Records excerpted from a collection
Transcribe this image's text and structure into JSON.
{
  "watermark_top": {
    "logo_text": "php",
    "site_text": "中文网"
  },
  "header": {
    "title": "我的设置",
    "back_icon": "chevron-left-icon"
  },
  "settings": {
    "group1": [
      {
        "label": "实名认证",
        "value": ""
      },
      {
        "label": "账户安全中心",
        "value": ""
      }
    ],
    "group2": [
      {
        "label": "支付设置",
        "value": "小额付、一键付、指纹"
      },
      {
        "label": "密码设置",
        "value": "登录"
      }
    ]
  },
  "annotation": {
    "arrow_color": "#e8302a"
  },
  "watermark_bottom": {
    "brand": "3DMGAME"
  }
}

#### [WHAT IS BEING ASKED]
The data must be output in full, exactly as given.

#### [OUTPUT OF THE TASK]
Transcribe this image's text and structure into JSON.
{
  "watermark_top": {
    "logo_text": "php",
    "site_text": "中文网"
  },
  "header": {
    "title": "我的设置",
    "back_icon": "chevron-left-icon"
  },
  "settings": {
    "group1": [
      {
        "label": "实名认证",
        "value": ""
      },
      {
        "label": "账户安全中心",
        "value": ""
      }
    ],
    "group2": [
      {
        "label": "支付设置",
        "value": "小额付、一键付、指纹"
      },
      {
        "label": "密码设置",
        "value": "登录"
      }
    ]
  },
  "annotation": {
    "arrow_color": "#e8302a"
  },
  "watermark_bottom": {
    "brand": "3DMGAME"
  }
}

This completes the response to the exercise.